Nutritional Supplements Grew by 8 % in the U.S. in 2012, States Packaged Facts
10 Oct 2012 • by Natalie Aster
Throughout the recession and its “New Normal” aftermath of frugal spending, the nutritional supplements market held steady as Americans embraced supplements as less costly alternatives to pure-play medical options such as doctor visits and prescription medications. During 2012, supplement sales rose 7% to $11.5 billion, and are forecasted to reach $15.5 billion by 2017.
Now, with U.S. consumers beginning to loosen their budgetary belts, nutritional supplement marketers must work to keep their products integral to consumer health regimens. Key to this pursuit are targeted products featuring highly publicized ingredients that are solidly backed by science and take a page from functional food competitors.
At the same time, supplement marketers must use adroit target marketing on their prime demographics: those over age 65 and the up-and-coming aging Baby Boomers currently swelling the senior brackets. Nor can the industry take its eye off the younger demographics who are its longer-term future but whose supplement usage rates have been declining, or the emergent Hispanic population, whose supplement usage rates are below average but gradually rising.
Marketwide, product efficacy and credibility remain crucial, with supplement developers increasingly relying on scientific evidence supporting the benefits of taking nutritional supplements to bolster the industry’s image in the eyes of consumers and of the healthcare practitioners who advise them. With market regulation and scrutiny at an all-time high, it’s more important than ever for the industry to produce and feature products with substantiated health benefit claims.
In this vein, condition-specific supplements continue to grow in range and importance, and will remain a key driver of sales and new product development across myriad segments including joint, brain, heart, and beauty, with many of these products honing in on age-related issues. At the other end of the condition-specific spectrum, children’s supplements have been doing well, demographically book-ending the overall market in way that suggests solid future prospects.
The “Nutritional Supplements in the U.S., 5th Edition”, a fully updated Packaged Facts report, examines the market for nutritional supplements within the context of broader health and beauty care trends in new product development and marketing, including vitamins, minerals, herbals, homeopathics and combination products. It charts industry sales and composition, providing retail sales breakouts for four main product categories (general supplements, multivitamins, 1 & 2 letter vitamins and liquid supplements) and for over a dozen condition-specific segments (children’s, joint health, calcium/bone health, eye health, women’s, vitamin C/immunity, digestive health/probiotic, men’s, brain health, heart health, omega, cosmetic, energy, and CoQ-10).
Nutritional Supplements in the U.S., 5th Edition
Published: September, 2012
Price: US$ 3.500,00
The report thoroughly examines market drivers, the competitive situation, mass-market marketer and brand shares, marketing trends (including product illustrations), and consumer trends. Key data sources include a proprietary Packaged Facts national consumer survey conducted in August 2012; Experian Simmons national consumer surveys covering category and brand usage levels and trends as well as demographic and psychographic patterns; and Information Resources, Inc. InfoScan Reviews, quantifying nutritional supplement marketer and brand shares at the mass-market level across four product categories.

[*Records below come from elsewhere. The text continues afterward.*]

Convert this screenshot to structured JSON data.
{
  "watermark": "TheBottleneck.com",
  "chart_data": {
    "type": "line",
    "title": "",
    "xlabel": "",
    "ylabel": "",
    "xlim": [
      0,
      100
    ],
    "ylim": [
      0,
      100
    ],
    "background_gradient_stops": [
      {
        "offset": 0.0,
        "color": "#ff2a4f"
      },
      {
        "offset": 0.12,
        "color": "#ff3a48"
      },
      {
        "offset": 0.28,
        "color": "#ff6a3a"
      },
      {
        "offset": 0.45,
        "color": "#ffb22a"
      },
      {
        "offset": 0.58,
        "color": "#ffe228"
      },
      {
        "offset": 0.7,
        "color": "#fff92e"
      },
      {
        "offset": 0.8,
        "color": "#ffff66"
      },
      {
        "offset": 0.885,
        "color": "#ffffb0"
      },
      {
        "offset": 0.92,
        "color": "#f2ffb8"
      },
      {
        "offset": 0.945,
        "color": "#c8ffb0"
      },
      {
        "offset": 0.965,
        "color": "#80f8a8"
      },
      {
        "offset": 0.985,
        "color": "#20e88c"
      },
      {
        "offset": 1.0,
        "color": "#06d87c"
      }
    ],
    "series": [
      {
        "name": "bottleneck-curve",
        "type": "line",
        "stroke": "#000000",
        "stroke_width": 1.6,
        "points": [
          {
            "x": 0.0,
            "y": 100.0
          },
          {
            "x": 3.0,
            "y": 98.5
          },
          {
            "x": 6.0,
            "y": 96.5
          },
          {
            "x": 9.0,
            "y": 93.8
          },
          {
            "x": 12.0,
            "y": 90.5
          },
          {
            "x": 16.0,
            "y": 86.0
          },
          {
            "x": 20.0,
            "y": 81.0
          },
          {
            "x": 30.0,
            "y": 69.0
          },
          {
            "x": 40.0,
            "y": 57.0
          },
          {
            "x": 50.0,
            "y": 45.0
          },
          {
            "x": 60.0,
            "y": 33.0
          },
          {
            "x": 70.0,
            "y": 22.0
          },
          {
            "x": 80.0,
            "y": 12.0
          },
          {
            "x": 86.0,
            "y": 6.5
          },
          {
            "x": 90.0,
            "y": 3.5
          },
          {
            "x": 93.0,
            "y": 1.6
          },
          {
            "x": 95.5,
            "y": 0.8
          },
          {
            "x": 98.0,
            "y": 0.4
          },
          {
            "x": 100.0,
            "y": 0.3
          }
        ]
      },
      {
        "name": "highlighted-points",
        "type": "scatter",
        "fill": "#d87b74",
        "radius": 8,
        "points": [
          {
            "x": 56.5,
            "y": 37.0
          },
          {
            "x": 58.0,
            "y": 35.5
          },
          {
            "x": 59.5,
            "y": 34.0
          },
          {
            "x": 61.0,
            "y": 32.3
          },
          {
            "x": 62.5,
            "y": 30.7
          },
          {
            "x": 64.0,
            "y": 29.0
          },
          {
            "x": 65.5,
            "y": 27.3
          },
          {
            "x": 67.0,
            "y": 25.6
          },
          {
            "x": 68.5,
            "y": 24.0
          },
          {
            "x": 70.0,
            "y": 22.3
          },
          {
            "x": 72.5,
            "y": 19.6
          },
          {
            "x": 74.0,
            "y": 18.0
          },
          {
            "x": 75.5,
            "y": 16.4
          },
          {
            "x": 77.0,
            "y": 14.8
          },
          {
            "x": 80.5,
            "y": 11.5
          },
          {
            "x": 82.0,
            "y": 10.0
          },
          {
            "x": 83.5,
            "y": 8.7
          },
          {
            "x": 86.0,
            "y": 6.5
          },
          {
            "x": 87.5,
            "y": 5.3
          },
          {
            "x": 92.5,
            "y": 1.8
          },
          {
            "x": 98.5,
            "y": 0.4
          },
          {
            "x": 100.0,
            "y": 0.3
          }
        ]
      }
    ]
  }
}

More information can be found in the report “Nutritional Supplements in the U.S., 5th Edition” by Packaged Facts.
To order the report or ask for sample pages contact [email protected]